Frequently asked questions

 

Frequently asked questions

How is psychotherapy different from counselling?

 

 

Psychotherapy focuses on conscious and unconscious psychological processes that underpin one’s personality and organize one’s experience of oneself, the world and others.

Counselling normally provides support and assistance with specific problems or life changes. Counselling addresses conscious human experiences.

Both counselling and psychotherapy can be short- or long-term.

When do people see a psychotherapist?

 

Here are some of the common reasons for seeking psychotherapy:

You want to address a mental health issue, such as anxiety or depression. Research into mental illness has consistently found that psychotherapy, in some cases in combination with medication, is the most effective approach to its treatment;

You may have experienced an overwhelming life event or suffered psychological trauma, such as sexual, physical or emotional abuse. You are aware that it has had a damaging or limiting effect on your life and you’re seeking healing;

Your experience of growing up has left you struggling with various aspects of your life, e.g. you may experience inner emptiness or difficulties in relating to others. Or, you may feel that things just happen to you and that you have little power over a course of your life;

You have on-going difficulties in living, such as experiencing unbearable feelings. You may find yourself using food, alcohol or other substances, engaging in risky or compulsive activities as a way of managing your feelings or mental states;

You want to pursue personal growth, such as to make a more effective use of your psychological capacities so that you can live a more fulfilling life. You may find psychotherapy helpful if, rather than living in reaction to your past experiences, you want to live with greater freedom and flexibility in expressing your unique human potential. It is now widely accepted that therapy is too good to be limited to the sick, and that one need not be sick to get better.

 

What is your approach?

 

I’m committed to providing a safe and respectful therapeutic environment where I can join with you in working out your personal answers to life difficulties. Our engagement will occur in deeply personal conversations through which, together, we will aim to piece together and to make sense of your various experiences so that we can identify and work through sources of your difficulties.

Your journey of self-discovery or healing may feel rewarding at some times and challenging at others. Whatever it is, you can rely on me walking alongside you every step of the way. A therapeutic process, when allowed to unfold at a pace that is unique for each person, has a potential to transform painful experiences into a sense of a full, rich life with deepened capacities for self-reflection, emotional regulation and responsible actions.

How will I know if you are the right therapist for me?

Feel free to contact me for an initial assessment session so that we can discuss your requirements. If there is an emergency, everything possible will be done to see you as soon as possible. Please rest assured that you and your concerns will be taken seriously.

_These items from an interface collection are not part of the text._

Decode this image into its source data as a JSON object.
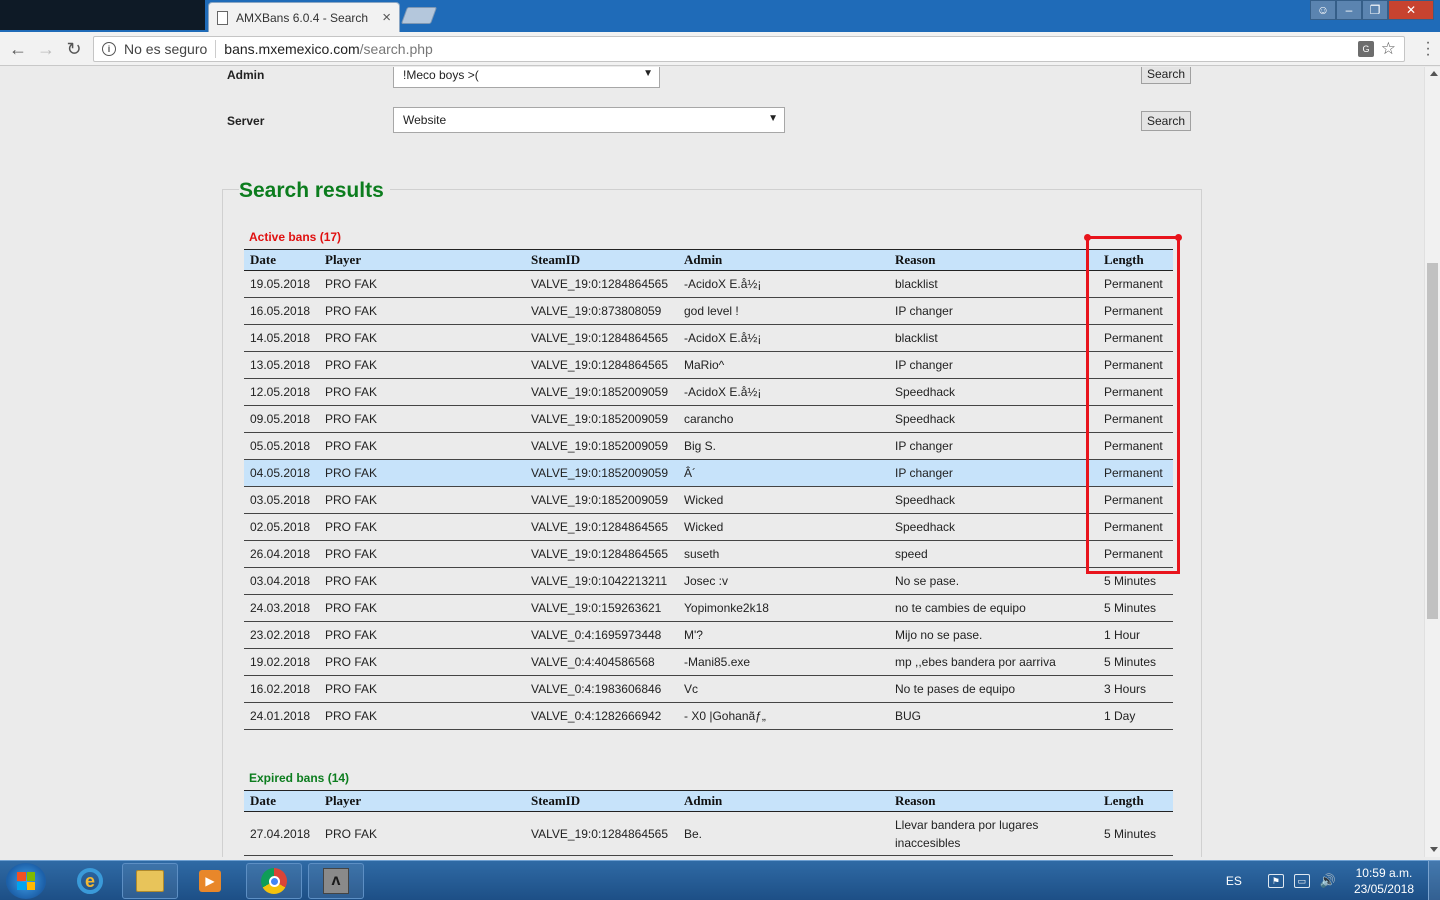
{
  "browser": {
    "tab_title": "AMXBans 6.0.4 - Search",
    "tab_close": "×",
    "security_label": "No es seguro",
    "url_host": "bans.mxemexico.com",
    "url_path": "/search.php"
  },
  "form": {
    "admin_label": "Admin",
    "admin_value": "!Meco boys >(",
    "server_label": "Server",
    "server_value": "Website",
    "search_button_label": "Search"
  },
  "results": {
    "heading": "Search results",
    "active_title": "Active bans (17)",
    "expired_title": "Expired bans (14)",
    "columns": [
      "Date",
      "Player",
      "SteamID",
      "Admin",
      "Reason",
      "Length"
    ],
    "active_rows": [
      [
        "19.05.2018",
        "PRO FAK",
        "VALVE_19:0:1284864565",
        "-AcidoX E.å½¡",
        "blacklist",
        "Permanent"
      ],
      [
        "16.05.2018",
        "PRO FAK",
        "VALVE_19:0:873808059",
        "god level !",
        "IP changer",
        "Permanent"
      ],
      [
        "14.05.2018",
        "PRO FAK",
        "VALVE_19:0:1284864565",
        "-AcidoX E.å½¡",
        "blacklist",
        "Permanent"
      ],
      [
        "13.05.2018",
        "PRO FAK",
        "VALVE_19:0:1284864565",
        "MaRio^",
        "IP changer",
        "Permanent"
      ],
      [
        "12.05.2018",
        "PRO FAK",
        "VALVE_19:0:1852009059",
        "-AcidoX E.å½¡",
        "Speedhack",
        "Permanent"
      ],
      [
        "09.05.2018",
        "PRO FAK",
        "VALVE_19:0:1852009059",
        "carancho",
        "Speedhack",
        "Permanent"
      ],
      [
        "05.05.2018",
        "PRO FAK",
        "VALVE_19:0:1852009059",
        "Big S.",
        "IP changer",
        "Permanent"
      ],
      [
        "04.05.2018",
        "PRO FAK",
        "VALVE_19:0:1852009059",
        "Â´",
        "IP changer",
        "Permanent"
      ],
      [
        "03.05.2018",
        "PRO FAK",
        "VALVE_19:0:1852009059",
        "Wicked",
        "Speedhack",
        "Permanent"
      ],
      [
        "02.05.2018",
        "PRO FAK",
        "VALVE_19:0:1284864565",
        "Wicked",
        "Speedhack",
        "Permanent"
      ],
      [
        "26.04.2018",
        "PRO FAK",
        "VALVE_19:0:1284864565",
        "suseth",
        "speed",
        "Permanent"
      ],
      [
        "03.04.2018",
        "PRO FAK",
        "VALVE_19:0:1042213211",
        "Josec :v",
        "No se pase.",
        "5 Minutes"
      ],
      [
        "24.03.2018",
        "PRO FAK",
        "VALVE_19:0:159263621",
        "Yopimonke2k18",
        "no te cambies de equipo",
        "5 Minutes"
      ],
      [
        "23.02.2018",
        "PRO FAK",
        "VALVE_0:4:1695973448",
        "M'?",
        "Mijo no se pase.",
        "1 Hour"
      ],
      [
        "19.02.2018",
        "PRO FAK",
        "VALVE_0:4:404586568",
        "-Mani85.exe",
        "mp ,,ebes bandera por aarriva",
        "5 Minutes"
      ],
      [
        "16.02.2018",
        "PRO FAK",
        "VALVE_0:4:1983606846",
        "Vc",
        "No te pases de equipo",
        "3 Hours"
      ],
      [
        "24.01.2018",
        "PRO FAK",
        "VALVE_0:4:1282666942",
        "- X0 |Gohanãƒ„",
        "BUG",
        "1 Day"
      ]
    ],
    "highlighted_active_row": 7,
    "expired_rows": [
      [
        "27.04.2018",
        "PRO FAK",
        "VALVE_19:0:1284864565",
        "Be.",
        "Llevar bandera por lugares inaccesibles",
        "5 Minutes"
      ]
    ]
  },
  "taskbar": {
    "lang": "ES",
    "time": "10:59 a.m.",
    "date": "23/05/2018"
  },
  "colors": {
    "heading_green": "#0c7d1e",
    "active_red": "#e01010",
    "header_blue": "#c7e3fa",
    "annotation_red": "#e8141c"
  }
}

Just like any new relationship, the therapy process involves a ‘getting to know you’ period. I suggest that we meet for three initial sessions before you decide if I’m the right therapist for you. This will also allow me to form a tentative understanding of your challenges which I will share with you. After three sessions I will be in a position let you know if I can be of assistance to you. If you choose me as your therapist, we will make an agreement about frequency and time for our meetings, as well as your fees.

 

Is therapy confidential

 

 

Yes. Visits to a psychotherapist are not part of your health records, thus providing you with an extra layer of confidentiality. My practice is managed according to the Code of Conduct and Ethical Standards of the Psychotherapy and Counselling Federation of Australia (PACFA). I’m committed to protecting your privacy in accordance with the national privacy principles of the Amendment Act of 2014 of the Privacy Act of 1998.

 

 

Do you prescribe medication?

 

 

No.  I’m a non-medicating therapist.  If necessary, I can refer you to a medicating clinician. If you wish, you may continue in therapy with me while seeing a medicating clinician.

Do you offer medicare rebates?

No, psychotherapists and counsellors have not been included in the current Medicare rebate scheme as yet. Please note that Medicare rebates are available only for up to ten mental health services per calendar year to patients with a diagnosed mental health disorder.  My rates are competitive so you may find them to be considerably lower than what you would be expected to pay after the initial ten sessions with a health professional who offers Medicare rebates.

Do you offer a sliding scale?

Yes. I offer discounted rates to students and people with limited financial means for sessions between 10 am and 4 pm depending on availability.

Do you work on evenings and weekends?

Yes. I work until 9 p.m. on some week nights and until 5 p.m. on Saturdays.

Any further questions or would you like to make an appointment?

Contact me